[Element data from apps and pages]
------------

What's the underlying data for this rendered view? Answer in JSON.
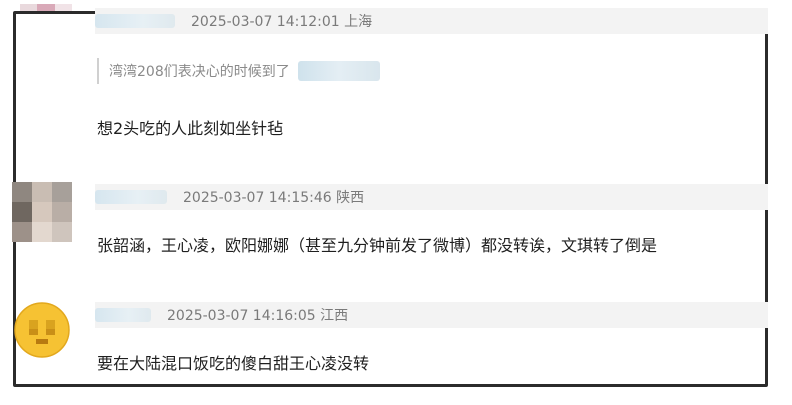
{
  "comments": [
    {
      "meta": "2025-03-07 14:12:01 上海",
      "quote": "湾湾208们表决心的时候到了",
      "text": "想2头吃的人此刻如坐针毡"
    },
    {
      "meta": "2025-03-07 14:15:46 陕西",
      "text": "张韶涵，王心凌，欧阳娜娜（甚至九分钟前发了微博）都没转诶，文琪转了倒是"
    },
    {
      "meta": "2025-03-07 14:16:05 江西",
      "text": "要在大陆混口饭吃的傻白甜王心凌没转"
    }
  ],
  "colors": {
    "frame_border": "#2b2b2b",
    "meta_bg": "#f3f3f3",
    "meta_text": "#7a7a7a",
    "comment_text": "#1f1f1f",
    "emoji_yellow": "#f6c233"
  },
  "icons": {
    "avatar_1": "pixelated-pink-avatar",
    "avatar_2": "pixelated-photo-avatar",
    "avatar_3": "emoji-avatar"
  }
}
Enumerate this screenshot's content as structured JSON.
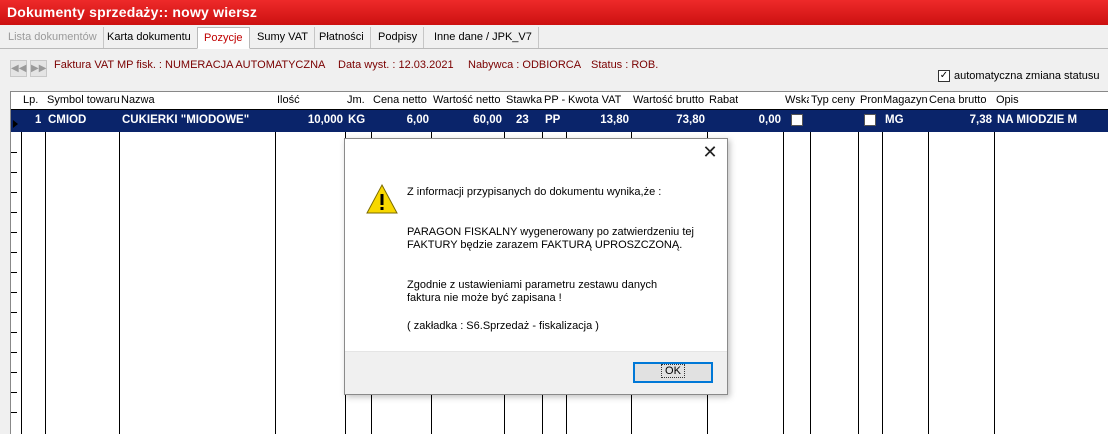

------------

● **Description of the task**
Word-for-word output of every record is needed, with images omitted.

● **Answer to the problem**
What's the underlying data for this rendered view? Answer in JSON.
{
  "comments": [
    {
      "meta": "2025-03-07 14:12:01 上海",
      "quote": "湾湾208们表决心的时候到了",
      "text": "想2头吃的人此刻如坐针毡"
    },
    {
      "meta": "2025-03-07 14:15:46 陕西",
      "text": "张韶涵，王心凌，欧阳娜娜（甚至九分钟前发了微博）都没转诶，文琪转了倒是"
    },
    {
      "meta": "2025-03-07 14:16:05 江西",
      "text": "要在大陆混口饭吃的傻白甜王心凌没转"
    }
  ],
  "colors": {
    "frame_border": "#2b2b2b",
    "meta_bg": "#f3f3f3",
    "meta_text": "#7a7a7a",
    "comment_text": "#1f1f1f",
    "emoji_yellow": "#f6c233"
  },
  "icons": {
    "avatar_1": "pixelated-pink-avatar",
    "avatar_2": "pixelated-photo-avatar",
    "avatar_3": "emoji-avatar"
  }
}
Enumerate this screenshot's content as structured JSON.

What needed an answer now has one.